● Problem
Each line containing the word "bestanden" must be copied from the material below.
==========
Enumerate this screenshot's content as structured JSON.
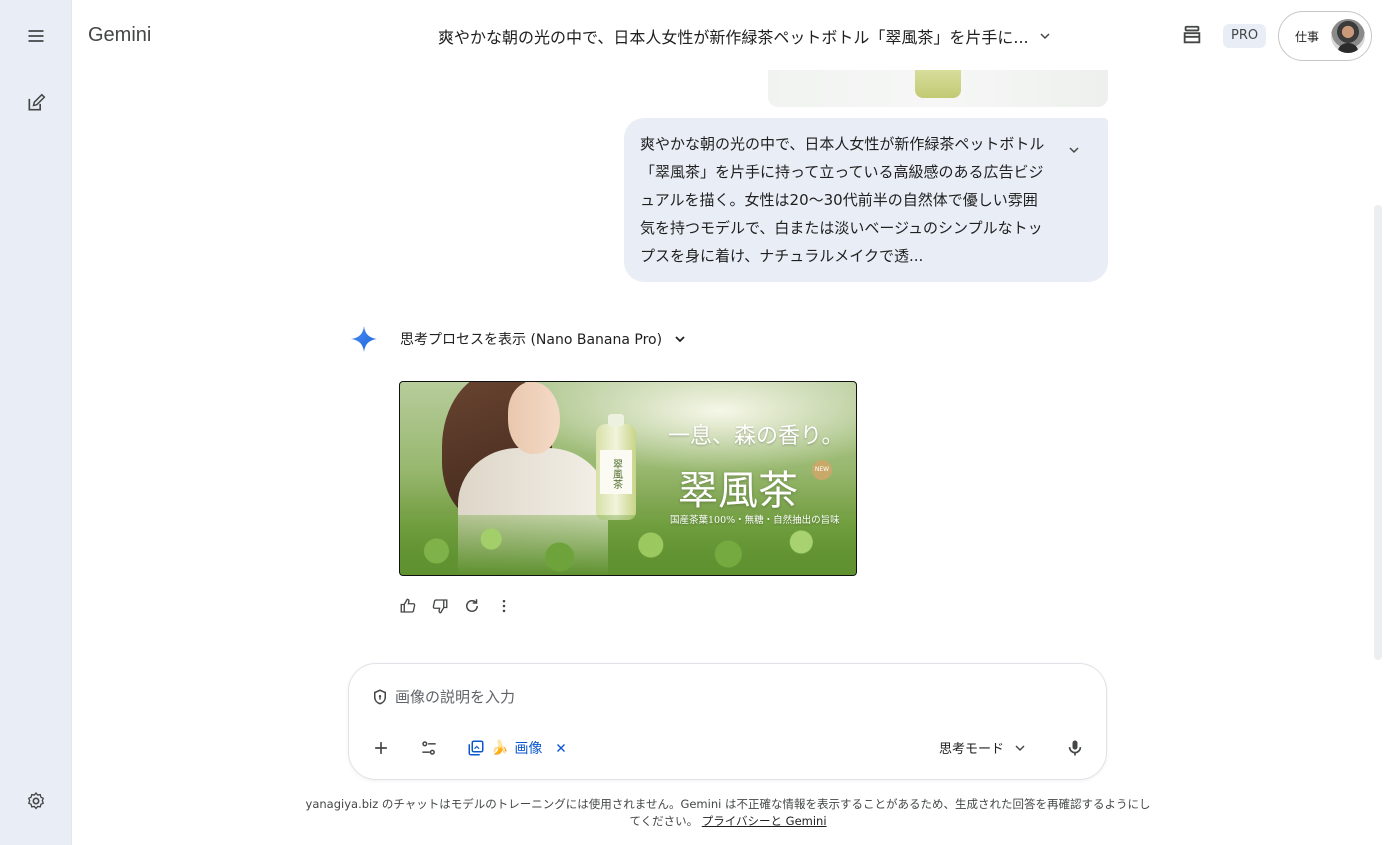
{
  "app": {
    "title": "Gemini"
  },
  "header": {
    "conversation_title": "爽やかな朝の光の中で、日本人女性が新作緑茶ペットボトル「翠風茶」を片手に...",
    "plan_badge": "PRO",
    "account_label": "仕事"
  },
  "user_message": {
    "text": "爽やかな朝の光の中で、日本人女性が新作緑茶ペットボトル「翠風茶」を片手に持って立っている高級感のある広告ビジュアルを描く。女性は20〜30代前半の自然体で優しい雰囲気を持つモデルで、白または淡いベージュのシンプルなトップスを身に着け、ナチュラルメイクで透..."
  },
  "response": {
    "thinking_label": "思考プロセスを表示 (Nano Banana Pro)",
    "image": {
      "headline": "一息、森の香り。",
      "brand": "翠風茶",
      "badge": "NEW",
      "subcopy": "国産茶葉100%・無糖・自然抽出の旨味",
      "bottle_label": "翠風茶"
    }
  },
  "composer": {
    "placeholder": "画像の説明を入力",
    "chip_emoji": "🍌",
    "chip_label": "画像",
    "mode_label": "思考モード"
  },
  "footer": {
    "text": "yanagiya.biz のチャットはモデルのトレーニングには使用されません。Gemini は不正確な情報を表示することがあるため、生成された回答を再確認するようにしてください。",
    "link": "プライバシーと Gemini"
  },
  "colors": {
    "sidebar_bg": "#e9eef6",
    "bubble_bg": "#e9eef6",
    "accent_blue": "#0b57d0"
  }
}
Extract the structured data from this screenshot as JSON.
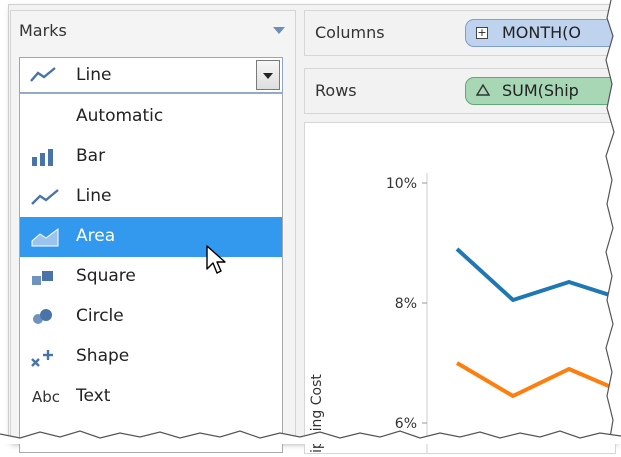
{
  "marks": {
    "header": "Marks",
    "selected_value": "Line",
    "options": [
      {
        "label": "Automatic",
        "icon": "none"
      },
      {
        "label": "Bar",
        "icon": "bar-icon"
      },
      {
        "label": "Line",
        "icon": "line-icon"
      },
      {
        "label": "Area",
        "icon": "area-icon",
        "highlighted": true
      },
      {
        "label": "Square",
        "icon": "square-icon"
      },
      {
        "label": "Circle",
        "icon": "circle-icon"
      },
      {
        "label": "Shape",
        "icon": "shape-icon"
      },
      {
        "label": "Text",
        "icon": "text-icon",
        "icon_text": "Abc"
      }
    ]
  },
  "shelves": {
    "columns_label": "Columns",
    "columns_pill": "MONTH(O",
    "rows_label": "Rows",
    "rows_pill": "SUM(Ship"
  },
  "chart_data": {
    "type": "line",
    "ylabel": "ipping Cost",
    "y_ticks": [
      "10%",
      "8%",
      "6%"
    ],
    "ylim": [
      5.5,
      10.5
    ],
    "x": [
      1,
      2,
      3,
      4
    ],
    "series": [
      {
        "values": [
          8.9,
          8.05,
          8.35,
          8.05
        ],
        "color": "#1f77b4"
      },
      {
        "values": [
          7.0,
          6.45,
          6.9,
          6.5
        ],
        "color": "#ff7f0e"
      }
    ]
  },
  "colors": {
    "selection": "#3399ee",
    "columns_pill": "#bfd3ee",
    "rows_pill": "#a8d7b6"
  }
}
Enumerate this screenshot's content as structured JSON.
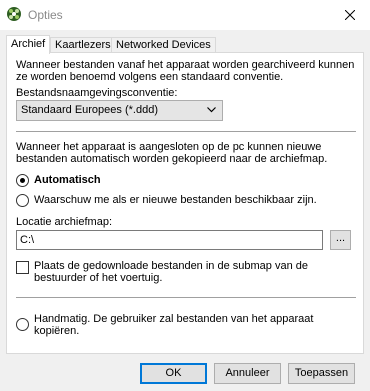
{
  "window": {
    "title": "Opties",
    "close_glyph": "✕"
  },
  "tabs": [
    {
      "label": "Archief",
      "active": true
    },
    {
      "label": "Kaartlezers",
      "active": false
    },
    {
      "label": "Networked Devices",
      "active": false
    }
  ],
  "archief": {
    "intro_line1": "Wanneer bestanden vanaf het apparaat worden gearchiveerd kunnen",
    "intro_line2": "ze worden benoemd volgens een standaard conventie.",
    "naming_label": "Bestandsnaamgevingsconventie:",
    "naming_selected": "Standaard Europees (*.ddd)",
    "connect_line1": "Wanneer het apparaat is aangesloten op de pc kunnen nieuwe",
    "connect_line2": "bestanden automatisch worden gekopieerd naar de archiefmap.",
    "radio_auto_label": "Automatisch",
    "radio_auto_selected": true,
    "radio_warn_label": "Waarschuw me als er nieuwe bestanden beschikbaar zijn.",
    "radio_warn_selected": false,
    "location_label": "Locatie archiefmap:",
    "location_value": "C:\\",
    "browse_label": "...",
    "checkbox_line1": "Plaats de gedownloade bestanden in de submap van de",
    "checkbox_line2": "bestuurder of het voertuig.",
    "checkbox_checked": false,
    "radio_manual_line1": "Handmatig. De gebruiker zal bestanden van het apparaat",
    "radio_manual_line2": "kopiëren.",
    "radio_manual_selected": false
  },
  "buttons": {
    "ok": "OK",
    "cancel": "Annuleer",
    "apply": "Toepassen"
  },
  "colors": {
    "accent": "#0078d7",
    "title_text": "#8a8a8a",
    "panel_bg": "#ffffff",
    "window_bg": "#f0f0f0"
  }
}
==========
● Exercise response
    "intro_line1": "Wanneer bestanden vanaf het apparaat worden gearchiveerd kunnen",
    "connect_line2": "bestanden automatisch worden gekopieerd naar de archiefmap.",
    "radio_warn_label": "Waarschuw me als er nieuwe bestanden beschikbaar zijn.",
    "checkbox_line1": "Plaats de gedownloade bestanden in de submap van de",
    "radio_manual_line1": "Handmatig. De gebruiker zal bestanden van het apparaat",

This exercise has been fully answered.